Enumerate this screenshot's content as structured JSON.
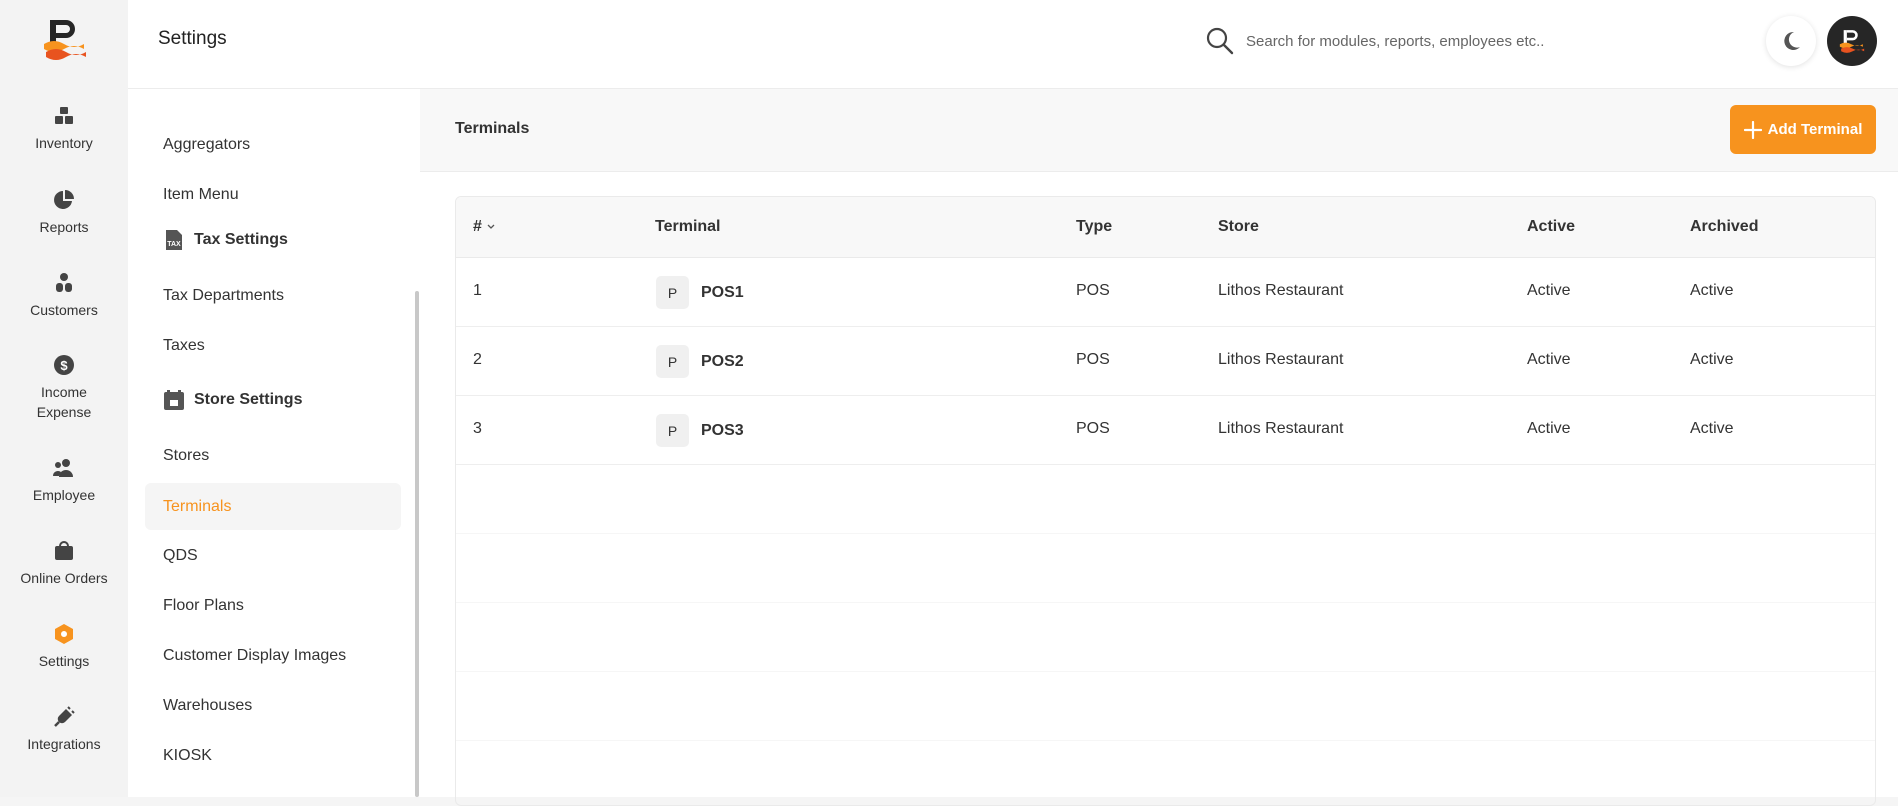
{
  "app": {
    "brand_color": "#f7931e"
  },
  "rail": [
    {
      "label": "Inventory",
      "icon": "boxes-icon"
    },
    {
      "label": "Reports",
      "icon": "pie-chart-icon"
    },
    {
      "label": "Customers",
      "icon": "customers-icon"
    },
    {
      "label": "Income Expense",
      "icon": "dollar-circle-icon"
    },
    {
      "label": "Employee",
      "icon": "employees-icon"
    },
    {
      "label": "Online Orders",
      "icon": "shopping-bag-icon"
    },
    {
      "label": "Settings",
      "icon": "settings-hexagon-icon",
      "active": true
    },
    {
      "label": "Integrations",
      "icon": "plug-icon"
    }
  ],
  "header": {
    "title": "Settings",
    "search_placeholder": "Search for modules, reports, employees etc.."
  },
  "submenu": {
    "items_top": [
      "Aggregators",
      "Item Menu"
    ],
    "tax_heading": "Tax Settings",
    "tax_items": [
      "Tax Departments",
      "Taxes"
    ],
    "store_heading": "Store Settings",
    "store_items": [
      "Stores",
      "Terminals",
      "QDS",
      "Floor Plans",
      "Customer Display Images",
      "Warehouses",
      "KIOSK"
    ],
    "active": "Terminals"
  },
  "main": {
    "title": "Terminals",
    "add_button": "Add Terminal"
  },
  "table": {
    "columns": [
      "#",
      "Terminal",
      "Type",
      "Store",
      "Active",
      "Archived"
    ],
    "rows": [
      {
        "num": "1",
        "badge": "P",
        "terminal": "POS1",
        "type": "POS",
        "store": "Lithos Restaurant",
        "active": "Active",
        "archived": "Active"
      },
      {
        "num": "2",
        "badge": "P",
        "terminal": "POS2",
        "type": "POS",
        "store": "Lithos Restaurant",
        "active": "Active",
        "archived": "Active"
      },
      {
        "num": "3",
        "badge": "P",
        "terminal": "POS3",
        "type": "POS",
        "store": "Lithos Restaurant",
        "active": "Active",
        "archived": "Active"
      }
    ]
  }
}
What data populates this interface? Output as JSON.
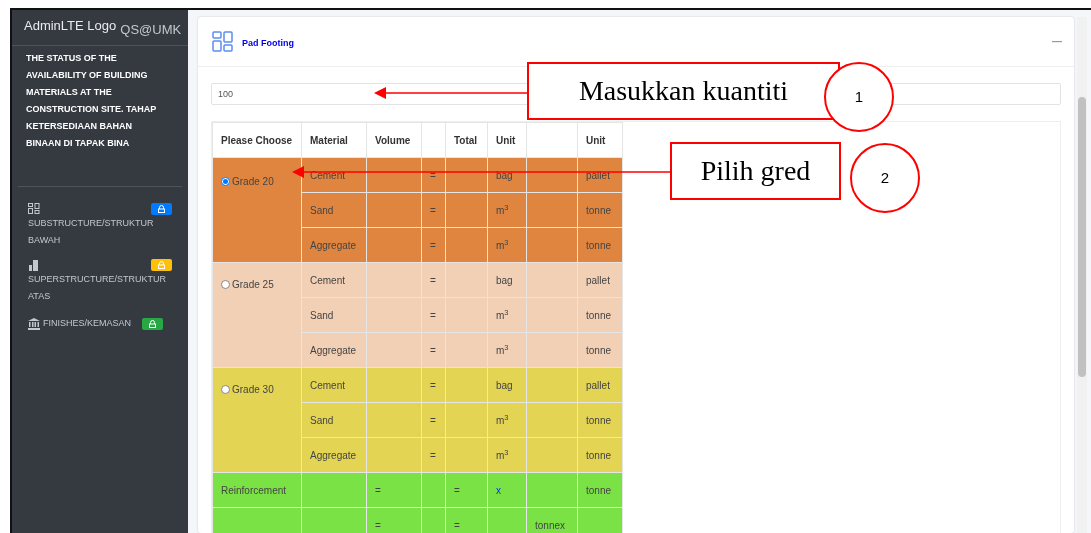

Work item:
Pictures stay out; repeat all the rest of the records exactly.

Written solution:
Enumerate this screenshot's content as structured JSON.
{
  "app": {
    "brand_color": "#f7931e"
  },
  "rail": [
    {
      "label": "Inventory",
      "icon": "boxes-icon"
    },
    {
      "label": "Reports",
      "icon": "pie-chart-icon"
    },
    {
      "label": "Customers",
      "icon": "customers-icon"
    },
    {
      "label": "Income Expense",
      "icon": "dollar-circle-icon"
    },
    {
      "label": "Employee",
      "icon": "employees-icon"
    },
    {
      "label": "Online Orders",
      "icon": "shopping-bag-icon"
    },
    {
      "label": "Settings",
      "icon": "settings-hexagon-icon",
      "active": true
    },
    {
      "label": "Integrations",
      "icon": "plug-icon"
    }
  ],
  "header": {
    "title": "Settings",
    "search_placeholder": "Search for modules, reports, employees etc.."
  },
  "submenu": {
    "items_top": [
      "Aggregators",
      "Item Menu"
    ],
    "tax_heading": "Tax Settings",
    "tax_items": [
      "Tax Departments",
      "Taxes"
    ],
    "store_heading": "Store Settings",
    "store_items": [
      "Stores",
      "Terminals",
      "QDS",
      "Floor Plans",
      "Customer Display Images",
      "Warehouses",
      "KIOSK"
    ],
    "active": "Terminals"
  },
  "main": {
    "title": "Terminals",
    "add_button": "Add Terminal"
  },
  "table": {
    "columns": [
      "#",
      "Terminal",
      "Type",
      "Store",
      "Active",
      "Archived"
    ],
    "rows": [
      {
        "num": "1",
        "badge": "P",
        "terminal": "POS1",
        "type": "POS",
        "store": "Lithos Restaurant",
        "active": "Active",
        "archived": "Active"
      },
      {
        "num": "2",
        "badge": "P",
        "terminal": "POS2",
        "type": "POS",
        "store": "Lithos Restaurant",
        "active": "Active",
        "archived": "Active"
      },
      {
        "num": "3",
        "badge": "P",
        "terminal": "POS3",
        "type": "POS",
        "store": "Lithos Restaurant",
        "active": "Active",
        "archived": "Active"
      }
    ]
  }
}
What data populates this interface? Output as JSON.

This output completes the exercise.